5. (2.5 points total) Listen to “Another Frightening Show About the Economy”, episode #365 of This American Life (from 3 October 2008): [link also on Canvas] a. What is the commercial paper market? The commercial paper market is where companies take out (or make) very brief loans to finance their day-to-day operations. Banks on Wall Street act as intermediaries for these transactions. b. While there were $5 trillion in issued corporate bonds, how much were all of the outstanding credit default swaps on those bonds worth? value of outstanding credit default swaps on corporate bonds in 2008 $60 trillion c. Why was a stock-injection plan possibly preferable to the original Paulson plan of purchasing a bank’s toxic assets? Buying toxic assets is tricky because they have no clear market price. If the government pays too little, the banks still fail; if the government pays too much, the purchases are wasteful giveaways to careless banks that were partly responsible for the mess. A stock injection plan has the advantage that the banks get as much money as they need to survive (and not too much more), while the government establishes claims that (hopefully) will allow much or all of the money to be recovered in time.

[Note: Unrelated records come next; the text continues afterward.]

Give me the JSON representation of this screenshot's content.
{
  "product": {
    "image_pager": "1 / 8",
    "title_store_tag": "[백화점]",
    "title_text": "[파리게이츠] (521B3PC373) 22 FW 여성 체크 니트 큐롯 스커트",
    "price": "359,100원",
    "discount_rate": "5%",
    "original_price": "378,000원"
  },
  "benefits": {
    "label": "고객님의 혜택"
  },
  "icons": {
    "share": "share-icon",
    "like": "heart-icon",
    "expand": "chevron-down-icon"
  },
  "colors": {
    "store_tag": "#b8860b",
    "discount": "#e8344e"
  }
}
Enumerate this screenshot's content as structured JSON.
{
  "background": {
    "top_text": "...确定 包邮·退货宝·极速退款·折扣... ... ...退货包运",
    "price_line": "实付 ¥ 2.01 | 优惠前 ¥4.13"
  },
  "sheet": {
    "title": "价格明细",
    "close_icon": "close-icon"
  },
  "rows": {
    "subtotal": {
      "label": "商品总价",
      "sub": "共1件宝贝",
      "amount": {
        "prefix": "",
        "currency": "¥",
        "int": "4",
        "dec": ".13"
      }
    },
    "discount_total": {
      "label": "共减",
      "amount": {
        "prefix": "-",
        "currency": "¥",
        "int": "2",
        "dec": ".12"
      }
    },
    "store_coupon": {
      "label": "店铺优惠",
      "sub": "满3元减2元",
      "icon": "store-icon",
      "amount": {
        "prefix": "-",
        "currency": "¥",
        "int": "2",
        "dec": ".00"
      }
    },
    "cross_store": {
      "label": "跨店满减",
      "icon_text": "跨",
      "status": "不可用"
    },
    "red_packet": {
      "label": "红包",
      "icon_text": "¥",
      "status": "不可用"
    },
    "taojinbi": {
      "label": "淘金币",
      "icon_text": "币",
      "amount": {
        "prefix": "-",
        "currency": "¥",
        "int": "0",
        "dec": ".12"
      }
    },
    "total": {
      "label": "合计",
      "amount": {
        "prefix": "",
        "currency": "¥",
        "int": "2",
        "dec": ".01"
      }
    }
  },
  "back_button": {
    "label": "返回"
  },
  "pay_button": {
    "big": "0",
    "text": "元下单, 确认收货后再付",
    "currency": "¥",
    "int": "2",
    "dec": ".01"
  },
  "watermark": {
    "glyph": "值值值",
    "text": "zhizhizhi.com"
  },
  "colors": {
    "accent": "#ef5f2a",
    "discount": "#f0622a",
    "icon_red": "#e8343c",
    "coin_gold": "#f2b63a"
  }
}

EC 202, Spring 2014 Problem Set 3 University of Oregon Page 6 of 6 6. (3 points total) Listen to “Bad Bank”, episode #375 of This American Life (from 27 February 2009): [link also on Canvas] a. What does it mean for a bank to mark its assets to market? When banks mark their assets to market, they are valuing the assets that they are holding (such as foreclosed houses and other property) at the price these assets would go for on the market at that moment. If the market prices of these assets are unusually low, this will cause the bank’s balance sheets to look particularly bleak. b. What is the difference between an insolvent bank and an illiquid bank? An insolvent bank simply does not have sufficient assets to cover its liabilities: that is, it does not have enough in money or assets to pay its depositors. In contrast, the assets of an illiquid are sufficient to cover its liabilities. However, an illiquid bank has the problem that enough of its assets are frozen (that is, they cannot quickly be converted to money—for example, houses) so that it cannot pay all of its depositors now . If depositors are patient there won’t be a problem, but if depositors stage a run on an illiquid bank it will need assistance or it will fail despite having sufficient assets to cover its liabilities. c. Why—in the words of Joe LaVorgna’s “robbery note”—would the taxpayer pay one way or another? According to Joe taxpayers need to pay to bailout the banking system, giving banks as much government money as possible in the hopes of preventing widespread bank failures. The alternative, as Joe sees it, would be a possible collapse of the banking system, which would wreak far worse havoc on the real economy, causing it to suffer drastically reduced output and massive unemployment. One way or another the taxpayers would pay.